GIVEN DATA
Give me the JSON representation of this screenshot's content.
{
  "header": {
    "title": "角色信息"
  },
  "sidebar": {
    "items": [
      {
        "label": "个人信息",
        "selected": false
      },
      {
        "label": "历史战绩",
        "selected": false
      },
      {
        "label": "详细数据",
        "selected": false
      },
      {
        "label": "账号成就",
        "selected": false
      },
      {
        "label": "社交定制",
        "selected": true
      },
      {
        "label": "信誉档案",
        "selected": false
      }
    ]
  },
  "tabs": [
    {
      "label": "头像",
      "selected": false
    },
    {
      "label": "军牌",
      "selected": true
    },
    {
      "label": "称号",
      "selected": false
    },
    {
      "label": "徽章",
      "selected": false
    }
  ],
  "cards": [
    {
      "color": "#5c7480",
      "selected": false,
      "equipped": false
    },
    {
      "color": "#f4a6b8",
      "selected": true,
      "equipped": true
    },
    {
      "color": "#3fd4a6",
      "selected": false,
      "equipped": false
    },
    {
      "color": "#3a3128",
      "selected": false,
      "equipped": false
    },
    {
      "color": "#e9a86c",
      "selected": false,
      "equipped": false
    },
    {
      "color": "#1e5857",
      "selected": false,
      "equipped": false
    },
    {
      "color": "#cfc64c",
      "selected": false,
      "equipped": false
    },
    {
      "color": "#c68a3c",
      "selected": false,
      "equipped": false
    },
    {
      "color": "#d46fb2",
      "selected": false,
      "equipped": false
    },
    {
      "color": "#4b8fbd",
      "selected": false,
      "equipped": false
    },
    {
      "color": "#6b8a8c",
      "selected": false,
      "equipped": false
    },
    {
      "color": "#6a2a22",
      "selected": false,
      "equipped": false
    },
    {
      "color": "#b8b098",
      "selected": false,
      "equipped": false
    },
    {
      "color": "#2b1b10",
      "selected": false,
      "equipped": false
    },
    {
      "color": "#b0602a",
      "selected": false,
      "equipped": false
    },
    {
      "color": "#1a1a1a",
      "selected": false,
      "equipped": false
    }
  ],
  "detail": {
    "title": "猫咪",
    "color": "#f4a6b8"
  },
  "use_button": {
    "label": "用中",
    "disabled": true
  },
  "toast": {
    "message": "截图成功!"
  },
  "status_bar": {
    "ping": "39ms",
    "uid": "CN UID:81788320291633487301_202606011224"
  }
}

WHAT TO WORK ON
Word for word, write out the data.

ANSWER SECTION
Give me the JSON representation of this screenshot's content.
{
  "header": {
    "title": "角色信息"
  },
  "sidebar": {
    "items": [
      {
        "label": "个人信息",
        "selected": false
      },
      {
        "label": "历史战绩",
        "selected": false
      },
      {
        "label": "详细数据",
        "selected": false
      },
      {
        "label": "账号成就",
        "selected": false
      },
      {
        "label": "社交定制",
        "selected": true
      },
      {
        "label": "信誉档案",
        "selected": false
      }
    ]
  },
  "tabs": [
    {
      "label": "头像",
      "selected": false
    },
    {
      "label": "军牌",
      "selected": true
    },
    {
      "label": "称号",
      "selected": false
    },
    {
      "label": "徽章",
      "selected": false
    }
  ],
  "cards": [
    {
      "color": "#5c7480",
      "selected": false,
      "equipped": false
    },
    {
      "color": "#f4a6b8",
      "selected": true,
      "equipped": true
    },
    {
      "color": "#3fd4a6",
      "selected": false,
      "equipped": false
    },
    {
      "color": "#3a3128",
      "selected": false,
      "equipped": false
    },
    {
      "color": "#e9a86c",
      "selected": false,
      "equipped": false
    },
    {
      "color": "#1e5857",
      "selected": false,
      "equipped": false
    },
    {
      "color": "#cfc64c",
      "selected": false,
      "equipped": false
    },
    {
      "color": "#c68a3c",
      "selected": false,
      "equipped": false
    },
    {
      "color": "#d46fb2",
      "selected": false,
      "equipped": false
    },
    {
      "color": "#4b8fbd",
      "selected": false,
      "equipped": false
    },
    {
      "color": "#6b8a8c",
      "selected": false,
      "equipped": false
    },
    {
      "color": "#6a2a22",
      "selected": false,
      "equipped": false
    },
    {
      "color": "#b8b098",
      "selected": false,
      "equipped": false
    },
    {
      "color": "#2b1b10",
      "selected": false,
      "equipped": false
    },
    {
      "color": "#b0602a",
      "selected": false,
      "equipped": false
    },
    {
      "color": "#1a1a1a",
      "selected": false,
      "equipped": false
    }
  ],
  "detail": {
    "title": "猫咪",
    "color": "#f4a6b8"
  },
  "use_button": {
    "label": "用中",
    "disabled": true
  },
  "toast": {
    "message": "截图成功!"
  },
  "status_bar": {
    "ping": "39ms",
    "uid": "CN UID:81788320291633487301_202606011224"
  }
}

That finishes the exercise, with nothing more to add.